TASK GOAL
Determine how many lines in this listing contain the word "added" and report that number by itself.

DATASET EXCERPTS
▽

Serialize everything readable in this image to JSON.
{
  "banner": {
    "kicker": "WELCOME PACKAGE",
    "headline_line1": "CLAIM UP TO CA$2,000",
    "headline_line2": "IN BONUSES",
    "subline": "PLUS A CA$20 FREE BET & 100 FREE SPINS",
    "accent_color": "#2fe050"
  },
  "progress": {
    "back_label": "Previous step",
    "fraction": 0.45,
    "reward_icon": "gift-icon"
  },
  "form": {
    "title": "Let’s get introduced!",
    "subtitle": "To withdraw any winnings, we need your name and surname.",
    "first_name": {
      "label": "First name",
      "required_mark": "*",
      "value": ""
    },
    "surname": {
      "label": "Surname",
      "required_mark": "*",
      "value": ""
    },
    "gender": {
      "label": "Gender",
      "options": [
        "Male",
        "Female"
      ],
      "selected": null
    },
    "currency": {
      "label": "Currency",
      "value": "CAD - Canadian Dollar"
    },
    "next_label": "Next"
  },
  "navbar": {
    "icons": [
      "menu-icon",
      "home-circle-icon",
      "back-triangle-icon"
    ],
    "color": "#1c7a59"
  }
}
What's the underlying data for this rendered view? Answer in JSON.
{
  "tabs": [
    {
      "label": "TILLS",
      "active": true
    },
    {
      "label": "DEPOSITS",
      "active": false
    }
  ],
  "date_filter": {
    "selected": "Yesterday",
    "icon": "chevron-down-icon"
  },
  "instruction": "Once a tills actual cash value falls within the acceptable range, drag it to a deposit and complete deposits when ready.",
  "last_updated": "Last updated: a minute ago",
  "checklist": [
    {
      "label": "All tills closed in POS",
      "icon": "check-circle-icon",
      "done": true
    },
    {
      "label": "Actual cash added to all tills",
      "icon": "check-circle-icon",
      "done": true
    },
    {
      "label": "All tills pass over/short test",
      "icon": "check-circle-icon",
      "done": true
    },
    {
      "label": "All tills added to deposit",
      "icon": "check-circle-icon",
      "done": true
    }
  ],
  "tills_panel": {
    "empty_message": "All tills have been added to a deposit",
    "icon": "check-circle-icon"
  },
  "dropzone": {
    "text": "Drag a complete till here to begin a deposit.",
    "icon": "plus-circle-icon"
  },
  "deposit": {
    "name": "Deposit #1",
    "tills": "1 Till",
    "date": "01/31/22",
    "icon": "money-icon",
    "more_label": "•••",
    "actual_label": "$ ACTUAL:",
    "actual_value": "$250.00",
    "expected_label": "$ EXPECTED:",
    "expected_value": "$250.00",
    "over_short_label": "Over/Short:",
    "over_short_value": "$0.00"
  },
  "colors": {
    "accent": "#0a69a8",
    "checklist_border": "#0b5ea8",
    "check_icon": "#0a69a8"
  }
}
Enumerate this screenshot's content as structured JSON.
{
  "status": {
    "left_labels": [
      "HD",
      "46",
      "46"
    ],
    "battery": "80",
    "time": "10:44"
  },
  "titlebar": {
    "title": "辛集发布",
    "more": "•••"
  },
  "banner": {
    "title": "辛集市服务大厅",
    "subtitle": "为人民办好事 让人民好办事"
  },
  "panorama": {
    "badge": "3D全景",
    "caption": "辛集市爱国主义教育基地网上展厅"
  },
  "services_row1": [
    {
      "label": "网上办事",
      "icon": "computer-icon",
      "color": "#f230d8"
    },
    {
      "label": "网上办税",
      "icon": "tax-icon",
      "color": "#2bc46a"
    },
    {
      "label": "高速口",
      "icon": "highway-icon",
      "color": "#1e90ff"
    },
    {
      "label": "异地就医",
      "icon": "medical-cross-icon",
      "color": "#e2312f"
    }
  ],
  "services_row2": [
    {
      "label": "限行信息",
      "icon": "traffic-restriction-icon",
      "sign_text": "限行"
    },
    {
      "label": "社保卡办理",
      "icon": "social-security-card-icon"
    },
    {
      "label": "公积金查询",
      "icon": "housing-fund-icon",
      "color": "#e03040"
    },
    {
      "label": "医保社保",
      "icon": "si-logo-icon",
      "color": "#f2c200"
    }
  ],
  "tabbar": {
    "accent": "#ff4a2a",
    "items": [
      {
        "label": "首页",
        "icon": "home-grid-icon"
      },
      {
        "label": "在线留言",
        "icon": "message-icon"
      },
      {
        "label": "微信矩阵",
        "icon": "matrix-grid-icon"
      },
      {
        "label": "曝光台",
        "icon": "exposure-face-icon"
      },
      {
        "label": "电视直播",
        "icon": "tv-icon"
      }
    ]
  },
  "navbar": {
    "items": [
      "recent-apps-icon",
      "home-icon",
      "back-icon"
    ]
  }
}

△

SOLUTION TO THIS TASK
3